The Cosmopolitan Charlestonian did some reaching out in our own small diplomatic effort in 2007 to overcome the saber rattling and scare tactics in the seventh year of a failed Presidential Administration. We found a tiny glimmer of hope in the National Intelligence Estimate (NIE) reports released earlier this month regarding Iran’s “ceased” nuclear agenda. In a world running out of oil, it makes great sense for Iran to power their country with nuclear and sell off their black golden resource to others around the world, like China, for one. Our postings on Iran were made at the height of the propaganda production wherein they were accused of developing nuclear arms rather than reactors. We certainly have our fingers crossed that a higher road can be taken effecting shifting powers in the Middle East while subverting any additional, disastrous war plans made by U.S. Americans.
In 2007 we corresponded with some interesting people. We traded e-mails with James Howard Kunstler hoping to review his upcoming book, World Made by Hand, scheduled to be on shelves around March. We were not accepted this time, but still give the plug because his work is strong. E-mails were traded with Bill Settlemeyer, of The Charleston Regional Business Journal (Setcom Media) with kudos cast his way for splashing peak oil, global warming and great environmental debate amongst the pages of the business journal. It’s been time. We met Bitsy Parker of ValueWit, in Austin, TX through this blog.
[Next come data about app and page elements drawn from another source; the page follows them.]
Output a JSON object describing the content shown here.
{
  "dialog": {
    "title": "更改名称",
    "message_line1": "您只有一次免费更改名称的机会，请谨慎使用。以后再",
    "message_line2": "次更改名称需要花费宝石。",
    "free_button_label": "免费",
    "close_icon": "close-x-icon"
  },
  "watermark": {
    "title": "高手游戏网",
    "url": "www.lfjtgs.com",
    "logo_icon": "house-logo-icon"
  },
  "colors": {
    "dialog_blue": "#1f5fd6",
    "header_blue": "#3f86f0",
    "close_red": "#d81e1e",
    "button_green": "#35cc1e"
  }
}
This femme-fireball blogger banned Christmas in her house and experiments on bus riding with children in tow and/or busy business luncheons scheduled. She found us and we’ve been comparing bus notes between Charleston and Austin ever since. Finally, The Mad Hatter of There Goes The Neighborhood, who also holds down the fort at Lowcountry Blog Jam (where he graciously accepted The Cosmopolitan Charlestonian’s inclusion on his blogroll) posted some inspirational thoughts and kept us going right at the beginning when it may have been easiest to quit. Thanks goes to the Hatter as well as Wendy who brought to our attention The Post & Courier’s blogroll so long ago. It’s a good one for staying up on what’s going down around town. Finally, friend, published writer and fellow blogger, Stacy Crew, provided great advice and inspiration. She can help with all your organizational needs.
In one last random thought, we share that we are not very good at conserving water. We’ll get better in 2008. It’s a resolution at least. Since learning of a water crisis that is hitting most states in the union, we’ve tried to reduce excess water usage. Thought it would be a no-brainer until one finds themselves letting the shower warm up, running the water while brushing teeth, etc., etc. We’ll keep you posted on progress in future entries and provide further information on this additional limited resource.
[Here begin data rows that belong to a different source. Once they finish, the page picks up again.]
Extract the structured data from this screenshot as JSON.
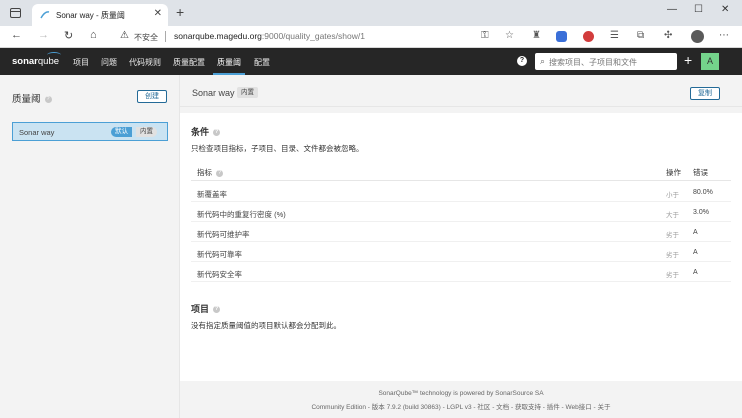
{
  "browser": {
    "tab_title": "Sonar way - 质量阈",
    "insecure_label": "不安全",
    "url_host": "sonarqube.magedu.org",
    "url_path": ":9000/quality_gates/show/1"
  },
  "nav": {
    "logo_bold": "sonar",
    "logo_light": "qube",
    "items": [
      "项目",
      "问题",
      "代码规则",
      "质量配置",
      "质量阈",
      "配置"
    ],
    "active_item": "质量阈",
    "search_placeholder": "搜索项目、子项目和文件",
    "avatar_letter": "A"
  },
  "left": {
    "title": "质量阈",
    "create_button": "创建",
    "gate": {
      "name": "Sonar way",
      "default_badge": "默认",
      "builtin_badge": "内置"
    }
  },
  "main": {
    "title": "Sonar way",
    "builtin_tag": "内置",
    "copy_button": "复制",
    "conditions": {
      "title": "条件",
      "description": "只检查项目指标，子项目、目录、文件都会被忽略。",
      "headers": {
        "metric": "指标",
        "operator": "操作",
        "error": "错误"
      },
      "rows": [
        {
          "metric": "新覆盖率",
          "operator": "小于",
          "error": "80.0%"
        },
        {
          "metric": "新代码中的重复行密度 (%)",
          "operator": "大于",
          "error": "3.0%"
        },
        {
          "metric": "新代码可维护率",
          "operator": "劣于",
          "error": "A"
        },
        {
          "metric": "新代码可靠率",
          "operator": "劣于",
          "error": "A"
        },
        {
          "metric": "新代码安全率",
          "operator": "劣于",
          "error": "A"
        }
      ]
    },
    "projects": {
      "title": "项目",
      "description": "没有指定质量阈值的项目默认都会分配到此。"
    }
  },
  "footer": {
    "line1": "SonarQube™ technology is powered by SonarSource SA",
    "line2": "Community Edition - 版本 7.9.2 (build 30863) - LGPL v3 - 社区 - 文档 - 获取支持 - 插件 - Web接口 - 关于"
  }
}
As midnight draws near, we leave this posting with hope for the New Year. 2007 is running short on its own imperfect measurement. Time is simply the river on which all life flows. May we all appreciate every breath experienced on this earthy plane and draw on each moment with a greater consciousness for a greater good.
We most certainly live in interesting times.